The mkfile command in Linux is used to create a file of a specified size and is typically utilized for testing transfers or the performance of file systems. It quickly creates a file with a defined size filled with zeros.


The basic syntax of the mkfile command is:

mkfile [options] size filename
  • size specifies the size of the file. It can be indicated in bytes, kilobytes (k), megabytes (m), and gigabytes (g).
  • filename is the name of the file to be created.


Here are the common options available for the mkfile command:

  • -n: This flag prevents the creation of a new file if it already exists.
  • -v: Enables verbose mode, which will output detailed information about the file creation process.

Typical usage often involves just specifying the size and file name, as most defaults are sufficient for typical tasks.


  1. Create a simple file of 100 megabytes:

    mkfile 100m testfile.dat

    This command will create a 100 MB file named testfile.dat filled with zeros.

  2. Create multiple files at once:

    mkfile 1g file1.dat 500m file2.dat

    This command creates a 1 GB file named file1.dat and a 500 MB file named file2.dat.

  3. Using verbose mode to see more details:

    mkfile -v 10m verbose_testfile.dat

    Verbose mode will provide step-by-step output of the file creation process.

Common Issues

  • Insufficient disk space: Users might encounter errors if there isn’t enough available disk space.
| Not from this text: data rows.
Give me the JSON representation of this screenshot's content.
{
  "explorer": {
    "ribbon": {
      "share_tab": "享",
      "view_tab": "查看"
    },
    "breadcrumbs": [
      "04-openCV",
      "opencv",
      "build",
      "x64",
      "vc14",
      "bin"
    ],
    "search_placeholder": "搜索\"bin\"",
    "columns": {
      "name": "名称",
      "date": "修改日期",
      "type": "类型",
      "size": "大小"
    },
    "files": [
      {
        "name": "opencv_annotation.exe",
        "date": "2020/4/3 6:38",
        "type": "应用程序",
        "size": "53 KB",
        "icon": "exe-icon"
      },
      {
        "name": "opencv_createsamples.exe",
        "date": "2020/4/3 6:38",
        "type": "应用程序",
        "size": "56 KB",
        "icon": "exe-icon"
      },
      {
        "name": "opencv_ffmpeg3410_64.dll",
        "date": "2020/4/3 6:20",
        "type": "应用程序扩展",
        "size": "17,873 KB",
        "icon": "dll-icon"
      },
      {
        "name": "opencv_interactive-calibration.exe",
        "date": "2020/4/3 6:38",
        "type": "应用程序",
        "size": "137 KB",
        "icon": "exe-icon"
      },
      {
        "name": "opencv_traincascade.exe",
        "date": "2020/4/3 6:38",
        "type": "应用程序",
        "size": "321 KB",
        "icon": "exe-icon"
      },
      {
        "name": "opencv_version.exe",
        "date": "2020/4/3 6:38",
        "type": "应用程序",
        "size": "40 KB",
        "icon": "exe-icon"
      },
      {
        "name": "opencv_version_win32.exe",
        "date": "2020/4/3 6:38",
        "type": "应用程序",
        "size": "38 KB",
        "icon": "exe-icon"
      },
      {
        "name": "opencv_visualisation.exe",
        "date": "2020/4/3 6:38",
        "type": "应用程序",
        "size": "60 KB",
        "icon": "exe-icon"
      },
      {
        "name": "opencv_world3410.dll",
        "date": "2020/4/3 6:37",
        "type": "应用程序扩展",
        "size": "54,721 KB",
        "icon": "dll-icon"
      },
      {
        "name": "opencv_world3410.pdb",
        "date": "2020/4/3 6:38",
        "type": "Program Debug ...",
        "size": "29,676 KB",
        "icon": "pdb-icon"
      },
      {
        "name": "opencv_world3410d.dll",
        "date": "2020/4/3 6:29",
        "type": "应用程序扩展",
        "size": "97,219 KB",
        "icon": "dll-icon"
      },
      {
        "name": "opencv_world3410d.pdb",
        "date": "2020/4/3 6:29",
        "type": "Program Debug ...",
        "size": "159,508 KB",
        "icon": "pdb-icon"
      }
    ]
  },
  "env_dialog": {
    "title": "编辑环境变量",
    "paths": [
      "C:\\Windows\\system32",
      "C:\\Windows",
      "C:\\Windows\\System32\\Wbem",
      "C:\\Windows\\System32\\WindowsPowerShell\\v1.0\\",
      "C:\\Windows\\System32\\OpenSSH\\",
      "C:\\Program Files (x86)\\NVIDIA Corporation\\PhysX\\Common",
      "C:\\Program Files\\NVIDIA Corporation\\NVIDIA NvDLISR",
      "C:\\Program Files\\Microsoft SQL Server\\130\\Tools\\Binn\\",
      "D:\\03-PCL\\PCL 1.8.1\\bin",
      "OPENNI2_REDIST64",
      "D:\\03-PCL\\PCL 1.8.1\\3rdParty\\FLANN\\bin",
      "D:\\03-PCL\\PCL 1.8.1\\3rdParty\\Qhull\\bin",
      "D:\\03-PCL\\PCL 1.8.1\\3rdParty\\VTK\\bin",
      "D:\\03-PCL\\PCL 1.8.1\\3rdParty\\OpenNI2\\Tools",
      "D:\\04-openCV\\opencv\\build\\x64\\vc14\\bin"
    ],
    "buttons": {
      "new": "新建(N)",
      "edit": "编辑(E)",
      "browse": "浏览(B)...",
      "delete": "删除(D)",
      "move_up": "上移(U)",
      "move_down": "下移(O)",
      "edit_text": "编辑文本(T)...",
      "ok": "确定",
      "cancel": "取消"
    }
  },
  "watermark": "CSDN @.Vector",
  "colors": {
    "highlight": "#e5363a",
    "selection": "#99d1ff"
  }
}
Always ensure enough space is available before trying to create large files.
  • Permission issues: Running the command in directories where the user does not have write permissions will lead to errors. Ensure you have the necessary rights, or run with sudo if appropriate.


mkfile can be used with other commands for scripting and managing system tasks. For example:

  • Create a file and immediately archive it:
    mkfile 100m tempdata.dat && tar -czvf tempdata.tar.gz tempdata.dat

    This will create a temporary file and then compress it into a tar.gz archive.

  • dd: Often used as an alternative for creating files with specific sizes, dd can copy and convert raw data.
  • fallocate: A command to manipulate the allocated disk space for a file, typically faster for creating large files.
  • touch: Commonly used to create an empty file or change file timestamps.

For further reading and more detailed information, the Linux manual pages (man mkfile, man dd, etc.) can be consulted. Additional resources are also available on most Linux distribution repositories and documentation websites.